Chevron refinery in Richmond cited for rotten egg smell

Wednesday, May 17, 2017
This photo shows the Chevron refinery in Richmond, Calif. on Wednesday, May 17, 2017.
This photo shows the Chevron refinery in Richmond, Calif. on Wednesday, May 17, 2017.

RICHMOND, Calif. -- The Bay Area Air Quality Management District has issued four violations to the Chevron refinery in Richmond over a flaring incident in December that led to dozens of complaints about a foul odor.

At least 69 reports were made to PG&E on Dec. 28 and 29. The utility asks customers to notify them of rotten egg or sulfur smells since those scents may indicate the presence of a gas leak.

Investigators focused their efforts on the refinery as well as a wastewater treatment plant in Richmond and landfills as possible sources of the odor, which smelled like rotten eggs. They also analyzed weather data and air quality monitors near the refinery.

Ultimately, the district issued the refinery two citations for excess levels of hydrogen sulfide detected by ground-level monitoring equipment and two violations for creating a public nuisance.

"This incident caused widespread concern throughout San Francisco and Richmond and was investigated thoroughly by the Air District as well as Contra Costa County Department of Health Services," executive officer Jack Broadbent said in a statement.

"In addition to being cited for this incident, Chevron will be required to make changes to their operations to ensure it doesn't happen again," Broadbent said.

Fines and other penalties have not yet been determined, but district officials said they intend to seek the maximum penalties available.

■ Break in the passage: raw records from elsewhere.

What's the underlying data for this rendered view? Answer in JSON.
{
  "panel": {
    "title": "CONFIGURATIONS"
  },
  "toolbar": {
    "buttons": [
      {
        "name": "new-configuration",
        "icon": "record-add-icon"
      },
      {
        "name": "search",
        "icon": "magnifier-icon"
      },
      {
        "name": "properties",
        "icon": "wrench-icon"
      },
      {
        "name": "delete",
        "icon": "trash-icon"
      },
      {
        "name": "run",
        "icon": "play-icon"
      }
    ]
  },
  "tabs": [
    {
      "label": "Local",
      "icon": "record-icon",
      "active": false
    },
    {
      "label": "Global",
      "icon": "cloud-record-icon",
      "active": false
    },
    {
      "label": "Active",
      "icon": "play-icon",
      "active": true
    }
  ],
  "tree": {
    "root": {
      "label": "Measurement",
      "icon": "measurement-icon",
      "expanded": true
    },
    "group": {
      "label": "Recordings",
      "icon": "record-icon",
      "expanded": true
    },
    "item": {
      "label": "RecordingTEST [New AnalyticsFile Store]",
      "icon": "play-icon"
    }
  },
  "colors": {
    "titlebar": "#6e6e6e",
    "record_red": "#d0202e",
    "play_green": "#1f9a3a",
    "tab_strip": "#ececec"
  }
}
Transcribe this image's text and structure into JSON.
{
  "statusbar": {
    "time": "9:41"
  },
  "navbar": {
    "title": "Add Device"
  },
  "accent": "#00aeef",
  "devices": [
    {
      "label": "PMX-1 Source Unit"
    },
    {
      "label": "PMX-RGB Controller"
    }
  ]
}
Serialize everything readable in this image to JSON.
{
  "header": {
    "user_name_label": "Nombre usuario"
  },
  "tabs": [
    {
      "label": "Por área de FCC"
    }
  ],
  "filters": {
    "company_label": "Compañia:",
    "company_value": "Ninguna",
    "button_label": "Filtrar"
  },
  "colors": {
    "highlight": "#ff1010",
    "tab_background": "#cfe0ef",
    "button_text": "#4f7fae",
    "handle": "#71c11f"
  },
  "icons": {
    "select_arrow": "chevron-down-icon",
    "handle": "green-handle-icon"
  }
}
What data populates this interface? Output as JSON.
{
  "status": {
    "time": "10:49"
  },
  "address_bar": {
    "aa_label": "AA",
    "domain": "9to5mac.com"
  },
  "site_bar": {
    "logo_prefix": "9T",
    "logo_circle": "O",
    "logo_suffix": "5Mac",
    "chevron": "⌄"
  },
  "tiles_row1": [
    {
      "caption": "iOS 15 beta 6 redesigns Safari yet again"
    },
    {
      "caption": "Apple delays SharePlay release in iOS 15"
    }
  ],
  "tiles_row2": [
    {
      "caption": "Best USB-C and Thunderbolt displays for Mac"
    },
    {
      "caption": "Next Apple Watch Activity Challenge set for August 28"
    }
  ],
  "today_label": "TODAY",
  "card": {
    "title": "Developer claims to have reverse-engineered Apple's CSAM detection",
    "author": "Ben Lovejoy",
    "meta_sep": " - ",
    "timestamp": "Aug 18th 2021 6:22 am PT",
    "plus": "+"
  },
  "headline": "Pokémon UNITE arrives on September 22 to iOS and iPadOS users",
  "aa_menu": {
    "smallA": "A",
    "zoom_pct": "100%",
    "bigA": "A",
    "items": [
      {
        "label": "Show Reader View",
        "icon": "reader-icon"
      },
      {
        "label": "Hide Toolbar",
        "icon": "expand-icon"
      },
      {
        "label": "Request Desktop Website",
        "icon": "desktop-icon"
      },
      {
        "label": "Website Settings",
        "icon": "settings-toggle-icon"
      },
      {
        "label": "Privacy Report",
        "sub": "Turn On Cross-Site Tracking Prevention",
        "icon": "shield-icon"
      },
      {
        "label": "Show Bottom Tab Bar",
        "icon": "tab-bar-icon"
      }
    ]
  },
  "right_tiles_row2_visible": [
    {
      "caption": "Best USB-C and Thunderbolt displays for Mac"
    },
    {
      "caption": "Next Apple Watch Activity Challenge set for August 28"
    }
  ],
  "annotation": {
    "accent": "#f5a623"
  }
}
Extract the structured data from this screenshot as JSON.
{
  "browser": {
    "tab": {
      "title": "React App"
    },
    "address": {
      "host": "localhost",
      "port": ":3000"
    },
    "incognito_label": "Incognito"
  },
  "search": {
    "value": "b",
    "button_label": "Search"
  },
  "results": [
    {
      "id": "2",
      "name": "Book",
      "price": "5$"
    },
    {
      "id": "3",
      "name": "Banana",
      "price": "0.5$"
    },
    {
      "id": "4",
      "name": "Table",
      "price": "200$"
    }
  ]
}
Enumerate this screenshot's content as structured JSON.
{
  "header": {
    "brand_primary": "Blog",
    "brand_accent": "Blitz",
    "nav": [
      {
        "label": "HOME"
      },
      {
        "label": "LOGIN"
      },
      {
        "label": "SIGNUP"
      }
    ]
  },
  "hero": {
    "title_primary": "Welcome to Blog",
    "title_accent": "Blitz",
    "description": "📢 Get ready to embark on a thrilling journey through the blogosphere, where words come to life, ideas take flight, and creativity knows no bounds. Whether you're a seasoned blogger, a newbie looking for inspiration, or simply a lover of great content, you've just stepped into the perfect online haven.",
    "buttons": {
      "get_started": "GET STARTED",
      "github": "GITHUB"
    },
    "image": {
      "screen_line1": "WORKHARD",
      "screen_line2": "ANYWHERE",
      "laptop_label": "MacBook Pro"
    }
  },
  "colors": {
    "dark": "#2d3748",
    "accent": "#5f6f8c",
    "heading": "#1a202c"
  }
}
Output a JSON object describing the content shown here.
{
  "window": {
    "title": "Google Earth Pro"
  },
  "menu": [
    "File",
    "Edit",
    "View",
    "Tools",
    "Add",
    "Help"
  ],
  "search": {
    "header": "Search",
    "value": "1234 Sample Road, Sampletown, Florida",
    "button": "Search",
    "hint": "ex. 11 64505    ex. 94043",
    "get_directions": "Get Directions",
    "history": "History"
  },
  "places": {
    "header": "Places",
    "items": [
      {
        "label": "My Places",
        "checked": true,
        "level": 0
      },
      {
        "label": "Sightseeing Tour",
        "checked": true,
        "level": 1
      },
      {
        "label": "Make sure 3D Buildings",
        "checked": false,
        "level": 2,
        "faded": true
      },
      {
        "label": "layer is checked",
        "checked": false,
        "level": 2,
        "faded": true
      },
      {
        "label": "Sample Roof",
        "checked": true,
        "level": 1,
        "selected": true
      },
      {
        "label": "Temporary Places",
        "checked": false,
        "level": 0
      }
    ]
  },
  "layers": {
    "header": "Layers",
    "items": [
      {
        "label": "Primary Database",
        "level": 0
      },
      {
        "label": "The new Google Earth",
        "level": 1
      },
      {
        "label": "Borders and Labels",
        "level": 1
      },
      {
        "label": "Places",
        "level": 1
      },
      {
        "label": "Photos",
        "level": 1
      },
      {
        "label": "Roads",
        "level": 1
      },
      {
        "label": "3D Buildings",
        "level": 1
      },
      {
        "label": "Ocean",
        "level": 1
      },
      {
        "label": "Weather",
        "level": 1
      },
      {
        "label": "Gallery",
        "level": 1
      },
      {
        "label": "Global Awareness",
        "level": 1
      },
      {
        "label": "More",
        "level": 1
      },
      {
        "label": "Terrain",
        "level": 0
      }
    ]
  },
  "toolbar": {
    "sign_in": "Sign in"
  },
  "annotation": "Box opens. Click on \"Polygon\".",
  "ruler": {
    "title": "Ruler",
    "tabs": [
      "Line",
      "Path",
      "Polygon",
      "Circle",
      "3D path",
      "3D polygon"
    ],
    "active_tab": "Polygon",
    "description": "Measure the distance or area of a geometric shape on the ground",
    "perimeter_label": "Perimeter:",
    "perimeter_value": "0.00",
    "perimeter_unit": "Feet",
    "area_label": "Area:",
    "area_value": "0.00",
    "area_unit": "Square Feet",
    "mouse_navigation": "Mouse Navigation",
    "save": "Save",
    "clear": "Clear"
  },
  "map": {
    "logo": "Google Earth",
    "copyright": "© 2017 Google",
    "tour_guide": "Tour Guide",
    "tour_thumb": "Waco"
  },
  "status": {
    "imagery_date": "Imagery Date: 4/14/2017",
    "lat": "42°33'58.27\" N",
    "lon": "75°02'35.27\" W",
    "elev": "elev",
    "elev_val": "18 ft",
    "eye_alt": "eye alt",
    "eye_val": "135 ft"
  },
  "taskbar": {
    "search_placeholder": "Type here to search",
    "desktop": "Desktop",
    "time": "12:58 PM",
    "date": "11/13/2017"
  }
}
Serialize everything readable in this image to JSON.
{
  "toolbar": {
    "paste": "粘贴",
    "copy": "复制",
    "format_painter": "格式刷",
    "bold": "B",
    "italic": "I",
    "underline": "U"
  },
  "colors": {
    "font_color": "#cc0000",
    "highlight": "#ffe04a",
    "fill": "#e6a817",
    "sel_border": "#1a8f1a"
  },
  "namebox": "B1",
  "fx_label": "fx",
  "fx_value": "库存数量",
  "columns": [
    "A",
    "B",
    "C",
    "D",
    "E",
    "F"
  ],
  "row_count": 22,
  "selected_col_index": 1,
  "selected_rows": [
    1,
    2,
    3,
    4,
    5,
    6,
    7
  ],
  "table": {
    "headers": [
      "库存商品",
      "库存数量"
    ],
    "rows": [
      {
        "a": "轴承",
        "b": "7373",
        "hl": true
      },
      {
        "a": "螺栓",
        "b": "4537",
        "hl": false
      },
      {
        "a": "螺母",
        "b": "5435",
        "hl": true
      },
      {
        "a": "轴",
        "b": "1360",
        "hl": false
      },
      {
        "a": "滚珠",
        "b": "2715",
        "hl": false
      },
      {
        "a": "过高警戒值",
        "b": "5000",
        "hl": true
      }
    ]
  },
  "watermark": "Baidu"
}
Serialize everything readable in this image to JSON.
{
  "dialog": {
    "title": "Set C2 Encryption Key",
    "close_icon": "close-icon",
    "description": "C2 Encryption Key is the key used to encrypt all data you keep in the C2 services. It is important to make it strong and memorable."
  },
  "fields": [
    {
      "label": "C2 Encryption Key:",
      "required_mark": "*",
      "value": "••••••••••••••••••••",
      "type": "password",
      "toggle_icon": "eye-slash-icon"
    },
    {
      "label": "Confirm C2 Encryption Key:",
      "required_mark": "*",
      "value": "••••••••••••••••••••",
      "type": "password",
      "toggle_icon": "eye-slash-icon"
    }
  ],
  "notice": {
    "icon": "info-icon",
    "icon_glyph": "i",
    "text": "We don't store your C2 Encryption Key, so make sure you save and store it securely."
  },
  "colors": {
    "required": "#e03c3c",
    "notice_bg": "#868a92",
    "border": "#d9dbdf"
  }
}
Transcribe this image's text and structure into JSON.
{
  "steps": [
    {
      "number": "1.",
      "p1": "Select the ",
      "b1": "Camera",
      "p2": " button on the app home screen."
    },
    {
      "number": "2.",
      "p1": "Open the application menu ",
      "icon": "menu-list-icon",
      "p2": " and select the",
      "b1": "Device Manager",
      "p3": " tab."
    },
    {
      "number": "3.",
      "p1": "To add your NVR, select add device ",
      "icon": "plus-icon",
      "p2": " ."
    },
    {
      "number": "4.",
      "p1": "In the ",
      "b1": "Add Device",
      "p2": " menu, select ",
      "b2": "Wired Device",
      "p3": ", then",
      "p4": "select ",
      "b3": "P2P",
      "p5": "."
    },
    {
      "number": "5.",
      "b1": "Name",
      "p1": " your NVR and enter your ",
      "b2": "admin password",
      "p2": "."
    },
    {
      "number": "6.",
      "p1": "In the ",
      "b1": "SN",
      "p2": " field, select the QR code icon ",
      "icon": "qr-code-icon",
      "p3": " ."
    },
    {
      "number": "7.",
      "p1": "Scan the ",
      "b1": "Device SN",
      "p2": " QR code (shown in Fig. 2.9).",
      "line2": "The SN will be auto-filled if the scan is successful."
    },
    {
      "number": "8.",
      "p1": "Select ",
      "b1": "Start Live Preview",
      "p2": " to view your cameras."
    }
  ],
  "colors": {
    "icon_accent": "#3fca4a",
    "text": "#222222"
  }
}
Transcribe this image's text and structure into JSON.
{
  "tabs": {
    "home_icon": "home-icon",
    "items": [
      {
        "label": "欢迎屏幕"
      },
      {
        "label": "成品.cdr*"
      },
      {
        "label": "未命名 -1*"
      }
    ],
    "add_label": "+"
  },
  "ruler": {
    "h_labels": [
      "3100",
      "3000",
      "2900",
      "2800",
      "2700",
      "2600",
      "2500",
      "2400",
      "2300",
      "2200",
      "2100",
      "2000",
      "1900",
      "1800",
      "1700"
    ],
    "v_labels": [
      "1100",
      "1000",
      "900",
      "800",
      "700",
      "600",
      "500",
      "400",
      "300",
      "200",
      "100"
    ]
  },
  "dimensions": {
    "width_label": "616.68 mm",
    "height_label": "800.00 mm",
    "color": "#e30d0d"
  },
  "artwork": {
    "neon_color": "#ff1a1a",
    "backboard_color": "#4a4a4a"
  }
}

Officials at Chevron were not immediately available to comment on the issuing of the violations.

Read Chevron's full statement below:

We are aware of the Bay Area Air Quality Management District's conclusion that flaring activity at the Chevron Richmond Refinery contributed to the odors detected in San Francisco on December 28 and 29. This is a complex issue, but given the small amount of H2S released, the 11-mile distance across the Bay, and the wide geography of the odor complaints, we believe it is unlikely that the flaring was the source of the odors.